All Shall Be Well
The heroes in ALL SHALL BE WELL, like those in Deborah Crombie’s first mystery, A SHARE IN DEATH, are Superintendent Duncan Kincaid and Sergeant Gemma James of Scotland Yard. In this novel, Jasmine Dent, a fifty-year-old cancer victim, has little time left to live, but when she dies from a morphine overdose, Kincaid, her upstairs neighbor and friend, finds too many loose ends to believe she killed herself rather than endure the pain of her illness any longer.
Close to middle age and reflective by nature, Kincaid is helped in his investigation of Jasmine’s death by the younger and more blunt Gemma James. As his feeling for Jasmine’s secretive personality intensifies his desire to solve the case, Gemma’s difficulty supporting herself and her two-year-old son Toby on her own distracts her as she takes up her share of the interviews the investigation requires.
The suspects include Theo Dent, Jasmine’s insolvent brother; Meg Bellamy, Jasmine’s friend and former colleague from the Council Planning Office; Major Harley Keith, Jasmine’s elderly downstairs neighbor who was stationed in Calcutta when she was a child there; Roger Leveson-Gower, Meg’s greedy lover; and Felicity Howarth, Jasmine’s nurse and an old acquaintance, whose son remains in a nursing home for an old injury as Jasmine’s long past lover Timothy Franklin remains in an asylum for schizophrenia.
Most of these characters need money, and as Jasmine’s will discloses, she left shares of her estate to them.

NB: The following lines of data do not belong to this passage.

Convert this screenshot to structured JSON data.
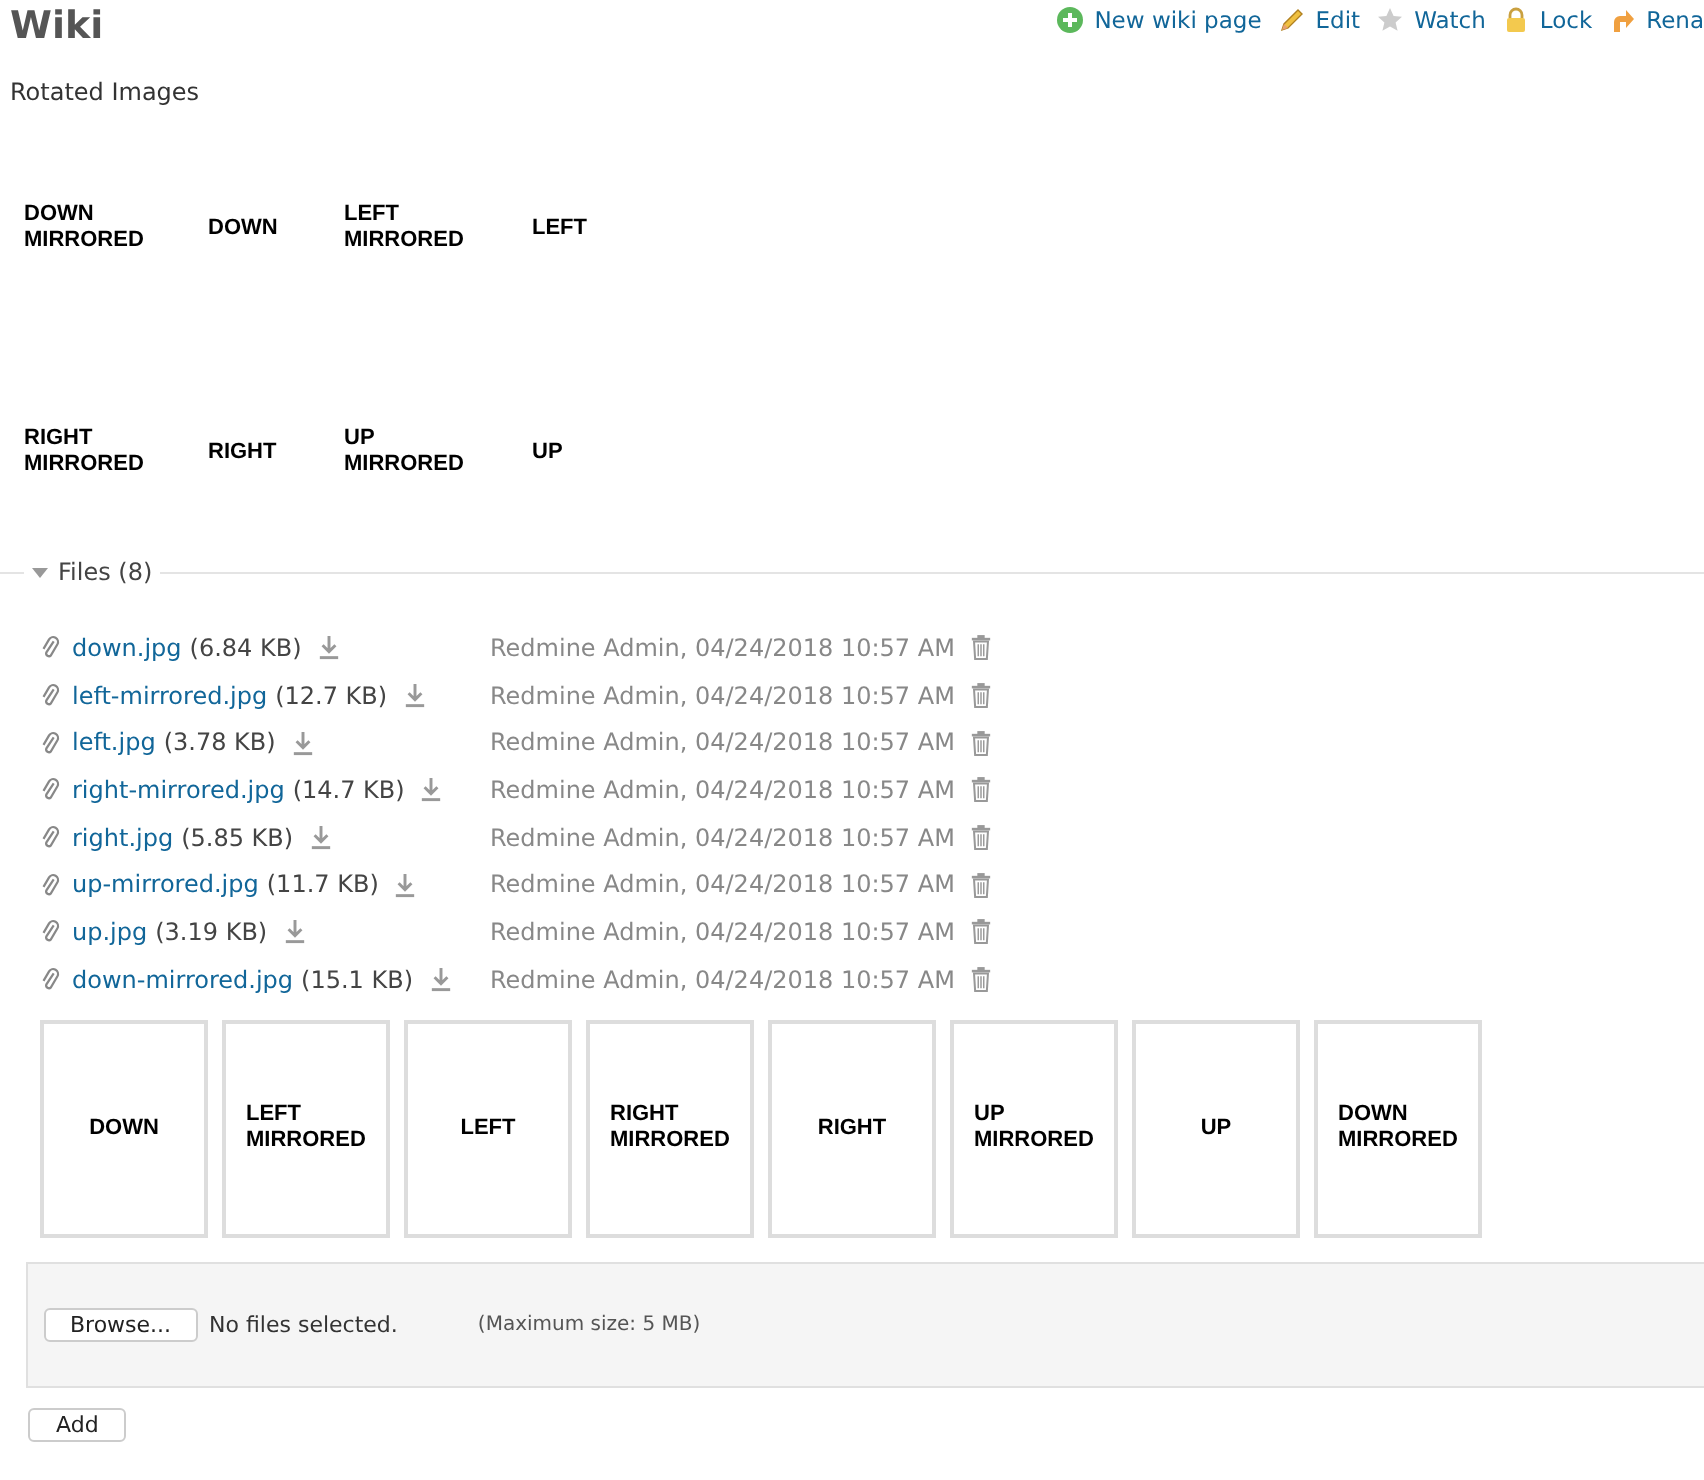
{
  "title": "Wiki",
  "actions": [
    {
      "kind": "add",
      "label": "New wiki page"
    },
    {
      "kind": "edit",
      "label": "Edit"
    },
    {
      "kind": "watch",
      "label": "Watch"
    },
    {
      "kind": "lock",
      "label": "Lock"
    },
    {
      "kind": "rename",
      "label": "Rena"
    }
  ],
  "heading": "Rotated Images",
  "images": [
    {
      "text": "DOWN MIRRORED"
    },
    {
      "text": "DOWN"
    },
    {
      "text": "LEFT MIRRORED"
    },
    {
      "text": "LEFT"
    },
    {
      "text": "RIGHT MIRRORED"
    },
    {
      "text": "RIGHT"
    },
    {
      "text": "UP MIRRORED"
    },
    {
      "text": "UP"
    }
  ],
  "files": {
    "legend": "Files (8)",
    "expanded": true,
    "rows": [
      {
        "name": "down.jpg",
        "size": "(6.84 KB)",
        "author": "Redmine Admin, 04/24/2018 10:57 AM"
      },
      {
        "name": "left-mirrored.jpg",
        "size": "(12.7 KB)",
        "author": "Redmine Admin, 04/24/2018 10:57 AM"
      },
      {
        "name": "left.jpg",
        "size": "(3.78 KB)",
        "author": "Redmine Admin, 04/24/2018 10:57 AM"
      },
      {
        "name": "right-mirrored.jpg",
        "size": "(14.7 KB)",
        "author": "Redmine Admin, 04/24/2018 10:57 AM"
      },
      {
        "name": "right.jpg",
        "size": "(5.85 KB)",
        "author": "Redmine Admin, 04/24/2018 10:57 AM"
      },
      {
        "name": "up-mirrored.jpg",
        "size": "(11.7 KB)",
        "author": "Redmine Admin, 04/24/2018 10:57 AM"
      },
      {
        "name": "up.jpg",
        "size": "(3.19 KB)",
        "author": "Redmine Admin, 04/24/2018 10:57 AM"
      },
      {
        "name": "down-mirrored.jpg",
        "size": "(15.1 KB)",
        "author": "Redmine Admin, 04/24/2018 10:57 AM"
      }
    ],
    "thumbnails": [
      {
        "text": "DOWN"
      },
      {
        "text": "LEFT MIRRORED"
      },
      {
        "text": "LEFT"
      },
      {
        "text": "RIGHT MIRRORED"
      },
      {
        "text": "RIGHT"
      },
      {
        "text": "UP MIRRORED"
      },
      {
        "text": "UP"
      },
      {
        "text": "DOWN MIRRORED"
      }
    ]
  },
  "upload": {
    "browse": "Browse...",
    "status": "No files selected.",
    "hint": "(Maximum size: 5 MB)",
    "add": "Add"
  }
}
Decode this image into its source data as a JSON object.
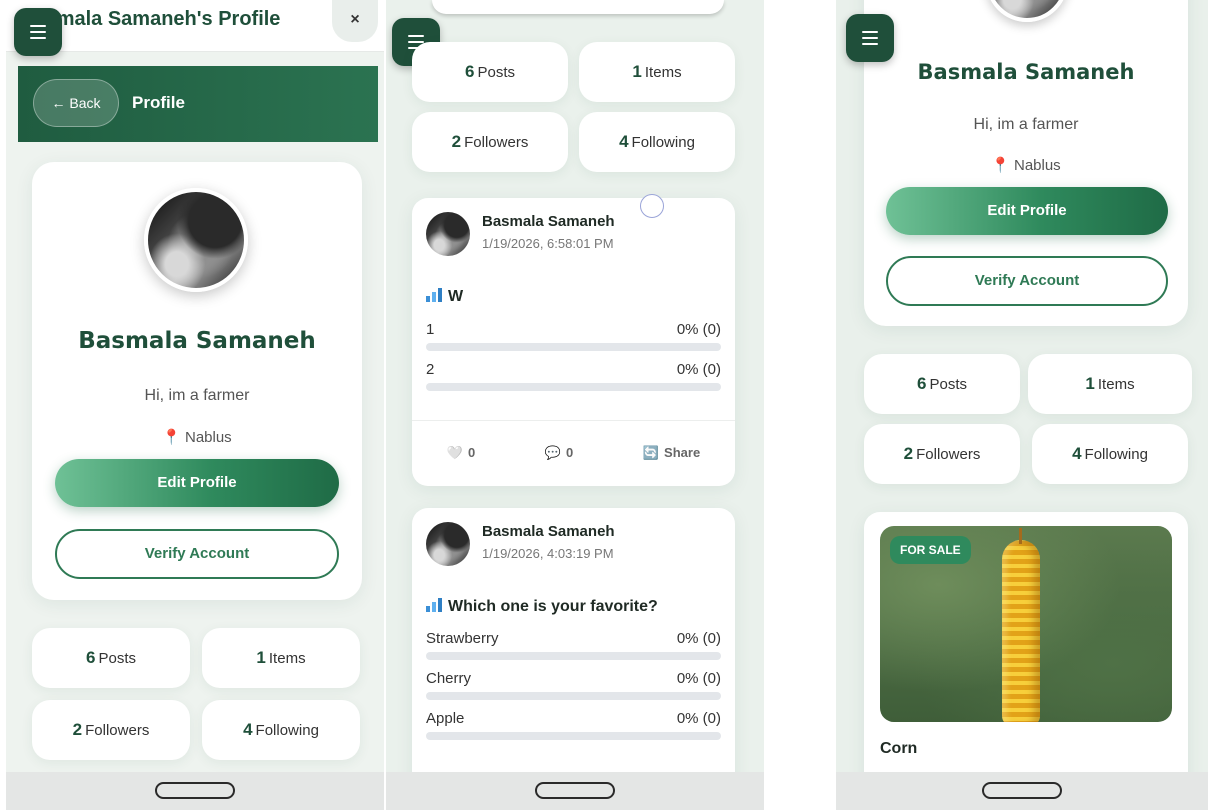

The motive for her murder turns out to be more complex than greed, however, as Kincaid’s research into her past ultimately reveals.
The title derives from a war memorial in Dorset, where Jasmine and Theo were sent to live with their vicious Aunt May after their father died. “All shall be well” is ironic regarding Jasmine and her murderer, of course, but accurate too, for justice is served and several characters, including Gemma, begin to solve their emotional dilemmas.
If Deborah Crombie’s plot is a bit burdened by a surfeit of interviews, during which tea is often served and minor characters highlighted, her style is graceful, her descriptions vivid, and her characters enriched by problems that reach beyond the crime which presents them.